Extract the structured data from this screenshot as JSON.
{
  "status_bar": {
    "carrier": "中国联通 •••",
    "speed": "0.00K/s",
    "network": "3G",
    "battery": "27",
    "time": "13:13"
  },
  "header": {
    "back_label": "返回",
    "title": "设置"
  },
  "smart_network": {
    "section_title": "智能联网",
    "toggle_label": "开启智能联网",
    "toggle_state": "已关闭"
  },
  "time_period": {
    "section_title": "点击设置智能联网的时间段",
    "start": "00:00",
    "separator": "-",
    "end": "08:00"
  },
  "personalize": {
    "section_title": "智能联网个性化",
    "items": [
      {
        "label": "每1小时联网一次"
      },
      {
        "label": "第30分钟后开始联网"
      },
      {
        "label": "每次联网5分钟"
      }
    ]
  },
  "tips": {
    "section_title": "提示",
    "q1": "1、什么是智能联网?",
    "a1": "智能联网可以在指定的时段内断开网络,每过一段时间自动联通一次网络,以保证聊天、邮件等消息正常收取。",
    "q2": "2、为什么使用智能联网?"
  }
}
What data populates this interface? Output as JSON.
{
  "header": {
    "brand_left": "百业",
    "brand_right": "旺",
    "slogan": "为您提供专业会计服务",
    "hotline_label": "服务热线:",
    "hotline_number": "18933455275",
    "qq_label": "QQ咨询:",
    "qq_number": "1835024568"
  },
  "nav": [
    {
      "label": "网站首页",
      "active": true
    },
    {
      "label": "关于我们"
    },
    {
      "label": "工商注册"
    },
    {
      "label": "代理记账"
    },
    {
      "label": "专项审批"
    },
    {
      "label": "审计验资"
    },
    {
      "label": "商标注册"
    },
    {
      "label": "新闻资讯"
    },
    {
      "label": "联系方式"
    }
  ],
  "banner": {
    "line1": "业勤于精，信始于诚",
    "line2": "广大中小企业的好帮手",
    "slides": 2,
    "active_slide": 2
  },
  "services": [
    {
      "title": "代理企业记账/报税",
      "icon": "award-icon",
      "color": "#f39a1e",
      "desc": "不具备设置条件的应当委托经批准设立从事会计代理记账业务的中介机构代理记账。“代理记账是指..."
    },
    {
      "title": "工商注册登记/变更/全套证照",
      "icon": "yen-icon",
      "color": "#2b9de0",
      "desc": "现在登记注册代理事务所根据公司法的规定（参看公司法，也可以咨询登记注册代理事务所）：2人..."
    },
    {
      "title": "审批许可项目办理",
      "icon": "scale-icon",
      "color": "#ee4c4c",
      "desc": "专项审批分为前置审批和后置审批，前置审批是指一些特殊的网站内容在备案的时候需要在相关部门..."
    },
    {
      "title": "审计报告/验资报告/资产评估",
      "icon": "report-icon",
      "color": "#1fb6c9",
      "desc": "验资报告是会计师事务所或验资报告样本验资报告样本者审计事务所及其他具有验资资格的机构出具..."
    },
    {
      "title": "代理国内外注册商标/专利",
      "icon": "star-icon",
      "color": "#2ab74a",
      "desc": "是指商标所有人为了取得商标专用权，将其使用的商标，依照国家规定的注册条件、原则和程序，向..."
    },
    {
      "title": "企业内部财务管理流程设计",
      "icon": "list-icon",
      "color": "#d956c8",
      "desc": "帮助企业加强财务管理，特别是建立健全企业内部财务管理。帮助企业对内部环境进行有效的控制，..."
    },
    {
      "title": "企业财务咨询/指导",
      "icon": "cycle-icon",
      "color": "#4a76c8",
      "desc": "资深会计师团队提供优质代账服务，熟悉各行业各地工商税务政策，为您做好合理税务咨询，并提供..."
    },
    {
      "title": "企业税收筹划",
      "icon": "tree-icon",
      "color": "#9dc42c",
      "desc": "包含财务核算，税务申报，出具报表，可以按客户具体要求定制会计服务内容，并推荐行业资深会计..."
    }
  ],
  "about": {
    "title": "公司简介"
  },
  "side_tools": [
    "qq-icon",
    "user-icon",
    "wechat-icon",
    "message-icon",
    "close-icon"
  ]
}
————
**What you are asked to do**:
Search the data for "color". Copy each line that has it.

**Written reply**:
      "color": "#f39a1e",
      "color": "#2b9de0",
      "color": "#ee4c4c",
      "color": "#1fb6c9",
      "color": "#2ab74a",
      "color": "#d956c8",
      "color": "#4a76c8",
      "color": "#9dc42c",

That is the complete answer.